(Exercise) Please return all records verbatim, no pictures.

Source material: Begin

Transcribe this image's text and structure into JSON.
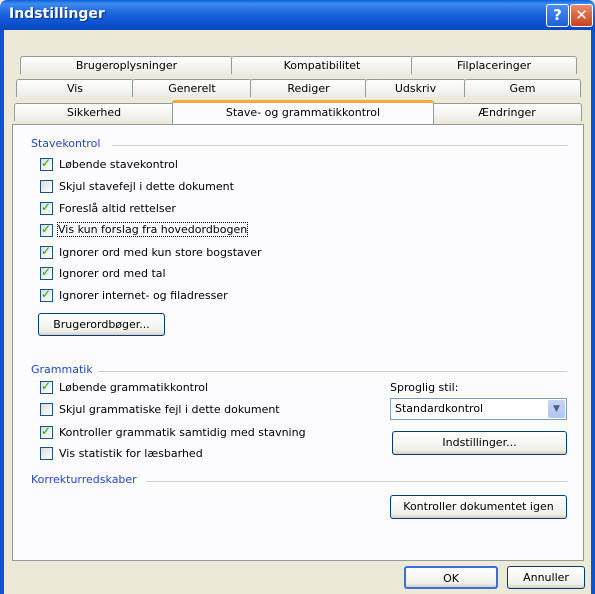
{
  "window": {
    "title": "Indstillinger"
  },
  "tabs": {
    "row1": [
      "Brugeroplysninger",
      "Kompatibilitet",
      "Filplaceringer"
    ],
    "row2": [
      "Vis",
      "Generelt",
      "Rediger",
      "Udskriv",
      "Gem"
    ],
    "row3": [
      "Sikkerhed",
      "Stave- og grammatikkontrol",
      "Ændringer"
    ],
    "active": "Stave- og grammatikkontrol"
  },
  "spelling": {
    "group_label": "Stavekontrol",
    "options": [
      {
        "label": "Løbende stavekontrol",
        "checked": true
      },
      {
        "label": "Skjul stavefejl i dette dokument",
        "checked": false
      },
      {
        "label": "Foreslå altid rettelser",
        "checked": true
      },
      {
        "label": "Vis kun forslag fra hovedordbogen",
        "checked": true
      },
      {
        "label": "Ignorer ord med kun store bogstaver",
        "checked": true
      },
      {
        "label": "Ignorer ord med tal",
        "checked": true
      },
      {
        "label": "Ignorer internet- og filadresser",
        "checked": true
      }
    ],
    "dictionaries_button": "Brugerordbøger..."
  },
  "grammar": {
    "group_label": "Grammatik",
    "options": [
      {
        "label": "Løbende grammatikkontrol",
        "checked": true
      },
      {
        "label": "Skjul grammatiske fejl i dette dokument",
        "checked": false
      },
      {
        "label": "Kontroller grammatik samtidig med stavning",
        "checked": true
      },
      {
        "label": "Vis statistik for læsbarhed",
        "checked": false
      }
    ],
    "style_label": "Sproglig stil:",
    "style_value": "Standardkontrol",
    "settings_button": "Indstillinger..."
  },
  "proofing": {
    "group_label": "Korrekturredskaber",
    "recheck_button": "Kontroller dokumentet igen"
  },
  "footer": {
    "ok_label": "OK",
    "cancel_label": "Annuller"
  }
}
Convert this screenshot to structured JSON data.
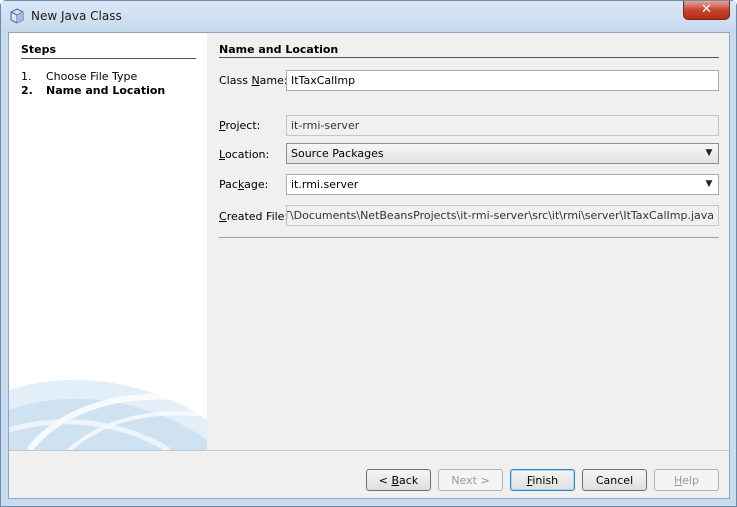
{
  "window": {
    "title": "New Java Class",
    "close_glyph": "✕",
    "icon": "java-class-icon"
  },
  "steps": {
    "title": "Steps",
    "items": [
      {
        "num": "1.",
        "label": "Choose File Type",
        "active": false
      },
      {
        "num": "2.",
        "label": "Name and Location",
        "active": true
      }
    ]
  },
  "form": {
    "title": "Name and Location",
    "class_name": {
      "label": "Class Name:",
      "value": "ItTaxCalImp"
    },
    "project": {
      "label": "Project:",
      "value": "it-rmi-server"
    },
    "location": {
      "label": "Location:",
      "value": "Source Packages"
    },
    "package": {
      "label": "Package:",
      "value": "it.rmi.server"
    },
    "created_file": {
      "label": "Created File:",
      "value": "SHMAN-LT\\Documents\\NetBeansProjects\\it-rmi-server\\src\\it\\rmi\\server\\ItTaxCalImp.java"
    }
  },
  "buttons": {
    "back": "< Back",
    "next": "Next >",
    "finish": "Finish",
    "cancel": "Cancel",
    "help": "Help"
  },
  "colors": {
    "frame": "#c9dcef",
    "close": "#c74532",
    "default_button_border": "#3c7fb1"
  }
}
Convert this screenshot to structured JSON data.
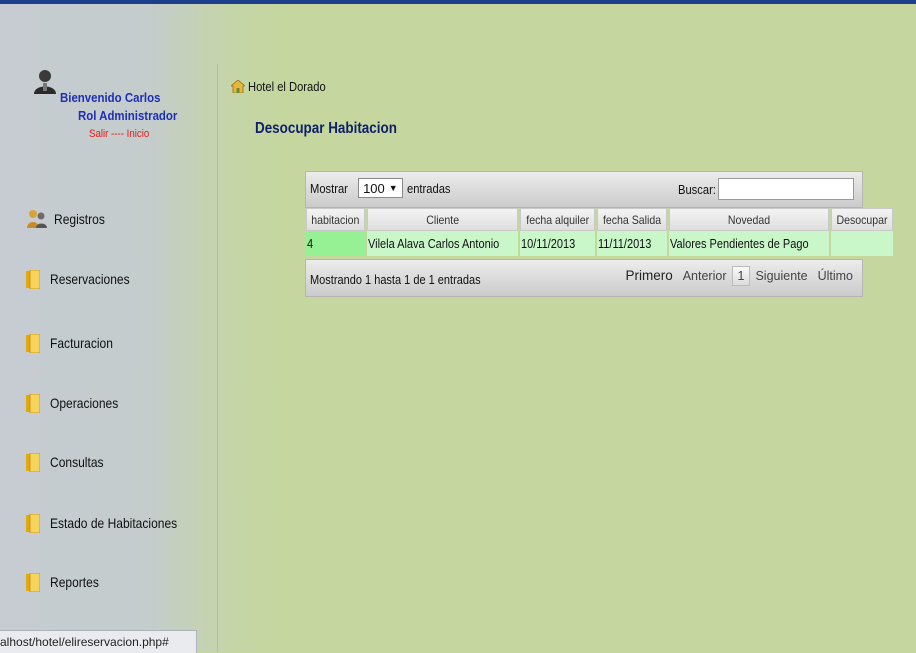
{
  "sidebar": {
    "user": {
      "welcome": "Bienvenido Carlos",
      "role": "Rol Administrador",
      "links": "Salir ---- Inicio"
    },
    "items": [
      {
        "label": "Registros",
        "icon": "users-icon"
      },
      {
        "label": "Reservaciones",
        "icon": "folder-icon"
      },
      {
        "label": "Facturacion",
        "icon": "folder-icon"
      },
      {
        "label": "Operaciones",
        "icon": "folder-icon"
      },
      {
        "label": "Consultas",
        "icon": "folder-icon"
      },
      {
        "label": "Estado de Habitaciones",
        "icon": "folder-icon"
      },
      {
        "label": "Reportes",
        "icon": "folder-icon"
      }
    ]
  },
  "status_bar": {
    "url": "alhost/hotel/elireservacion.php#"
  },
  "breadcrumb": {
    "home": "Hotel el Dorado",
    "icon": "home-icon"
  },
  "page": {
    "title": "Desocupar Habitacion"
  },
  "datatable": {
    "length": {
      "prefix": "Mostrar",
      "value": "100",
      "suffix": "entradas"
    },
    "search": {
      "label": "Buscar:",
      "value": ""
    },
    "columns": [
      "habitacion",
      "Cliente",
      "fecha alquiler",
      "fecha Salida",
      "Novedad",
      "Desocupar"
    ],
    "rows": [
      [
        "4",
        "Vilela Alava Carlos Antonio",
        "10/11/2013",
        "11/11/2013",
        "Valores Pendientes de Pago",
        ""
      ]
    ],
    "info": "Mostrando 1 hasta 1 de 1 entradas",
    "pagination": {
      "first": "Primero",
      "prev": "Anterior",
      "current": "1",
      "next": "Siguiente",
      "last": "Último"
    }
  },
  "colors": {
    "background": "#c5d79f",
    "title": "#0f1f6b",
    "user_text": "#1e2fb8",
    "logout": "#e41b1b",
    "row_highlight": "#c9f7ca"
  }
}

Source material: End

(Solution for this problem)
Transcribe this image's text and structure into JSON.
{
  "window": {
    "title": "Indstillinger"
  },
  "tabs": {
    "row1": [
      "Brugeroplysninger",
      "Kompatibilitet",
      "Filplaceringer"
    ],
    "row2": [
      "Vis",
      "Generelt",
      "Rediger",
      "Udskriv",
      "Gem"
    ],
    "row3": [
      "Sikkerhed",
      "Stave- og grammatikkontrol",
      "Ændringer"
    ],
    "active": "Stave- og grammatikkontrol"
  },
  "spelling": {
    "group_label": "Stavekontrol",
    "options": [
      {
        "label": "Løbende stavekontrol",
        "checked": true
      },
      {
        "label": "Skjul stavefejl i dette dokument",
        "checked": false
      },
      {
        "label": "Foreslå altid rettelser",
        "checked": true
      },
      {
        "label": "Vis kun forslag fra hovedordbogen",
        "checked": true
      },
      {
        "label": "Ignorer ord med kun store bogstaver",
        "checked": true
      },
      {
        "label": "Ignorer ord med tal",
        "checked": true
      },
      {
        "label": "Ignorer internet- og filadresser",
        "checked": true
      }
    ],
    "dictionaries_button": "Brugerordbøger..."
  },
  "grammar": {
    "group_label": "Grammatik",
    "options": [
      {
        "label": "Løbende grammatikkontrol",
        "checked": true
      },
      {
        "label": "Skjul grammatiske fejl i dette dokument",
        "checked": false
      },
      {
        "label": "Kontroller grammatik samtidig med stavning",
        "checked": true
      },
      {
        "label": "Vis statistik for læsbarhed",
        "checked": false
      }
    ],
    "style_label": "Sproglig stil:",
    "style_value": "Standardkontrol",
    "settings_button": "Indstillinger..."
  },
  "proofing": {
    "group_label": "Korrekturredskaber",
    "recheck_button": "Kontroller dokumentet igen"
  },
  "footer": {
    "ok_label": "OK",
    "cancel_label": "Annuller"
  }
}
Convert this screenshot to structured JSON data.
{
  "window": {
    "title": "New Java Class",
    "close_glyph": "✕",
    "icon": "java-class-icon"
  },
  "steps": {
    "title": "Steps",
    "items": [
      {
        "num": "1.",
        "label": "Choose File Type",
        "active": false
      },
      {
        "num": "2.",
        "label": "Name and Location",
        "active": true
      }
    ]
  },
  "form": {
    "title": "Name and Location",
    "class_name": {
      "label": "Class Name:",
      "value": "ItTaxCalImp"
    },
    "project": {
      "label": "Project:",
      "value": "it-rmi-server"
    },
    "location": {
      "label": "Location:",
      "value": "Source Packages"
    },
    "package": {
      "label": "Package:",
      "value": "it.rmi.server"
    },
    "created_file": {
      "label": "Created File:",
      "value": "SHMAN-LT\\Documents\\NetBeansProjects\\it-rmi-server\\src\\it\\rmi\\server\\ItTaxCalImp.java"
    }
  },
  "buttons": {
    "back": "< Back",
    "next": "Next >",
    "finish": "Finish",
    "cancel": "Cancel",
    "help": "Help"
  },
  "colors": {
    "frame": "#c9dcef",
    "close": "#c74532",
    "default_button_border": "#3c7fb1"
  }
}
Convert this screenshot to structured JSON data.
{
  "sidebar": {
    "user": {
      "welcome": "Bienvenido Carlos",
      "role": "Rol Administrador",
      "links": "Salir ---- Inicio"
    },
    "items": [
      {
        "label": "Registros",
        "icon": "users-icon"
      },
      {
        "label": "Reservaciones",
        "icon": "folder-icon"
      },
      {
        "label": "Facturacion",
        "icon": "folder-icon"
      },
      {
        "label": "Operaciones",
        "icon": "folder-icon"
      },
      {
        "label": "Consultas",
        "icon": "folder-icon"
      },
      {
        "label": "Estado de Habitaciones",
        "icon": "folder-icon"
      },
      {
        "label": "Reportes",
        "icon": "folder-icon"
      }
    ]
  },
  "status_bar": {
    "url": "alhost/hotel/elireservacion.php#"
  },
  "breadcrumb": {
    "home": "Hotel el Dorado",
    "icon": "home-icon"
  },
  "page": {
    "title": "Desocupar Habitacion"
  },
  "datatable": {
    "length": {
      "prefix": "Mostrar",
      "value": "100",
      "suffix": "entradas"
    },
    "search": {
      "label": "Buscar:",
      "value": ""
    },
    "columns": [
      "habitacion",
      "Cliente",
      "fecha alquiler",
      "fecha Salida",
      "Novedad",
      "Desocupar"
    ],
    "rows": [
      [
        "4",
        "Vilela Alava Carlos Antonio",
        "10/11/2013",
        "11/11/2013",
        "Valores Pendientes de Pago",
        ""
      ]
    ],
    "info": "Mostrando 1 hasta 1 de 1 entradas",
    "pagination": {
      "first": "Primero",
      "prev": "Anterior",
      "current": "1",
      "next": "Siguiente",
      "last": "Último"
    }
  },
  "colors": {
    "background": "#c5d79f",
    "title": "#0f1f6b",
    "user_text": "#1e2fb8",
    "logout": "#e41b1b",
    "row_highlight": "#c9f7ca"
  }
}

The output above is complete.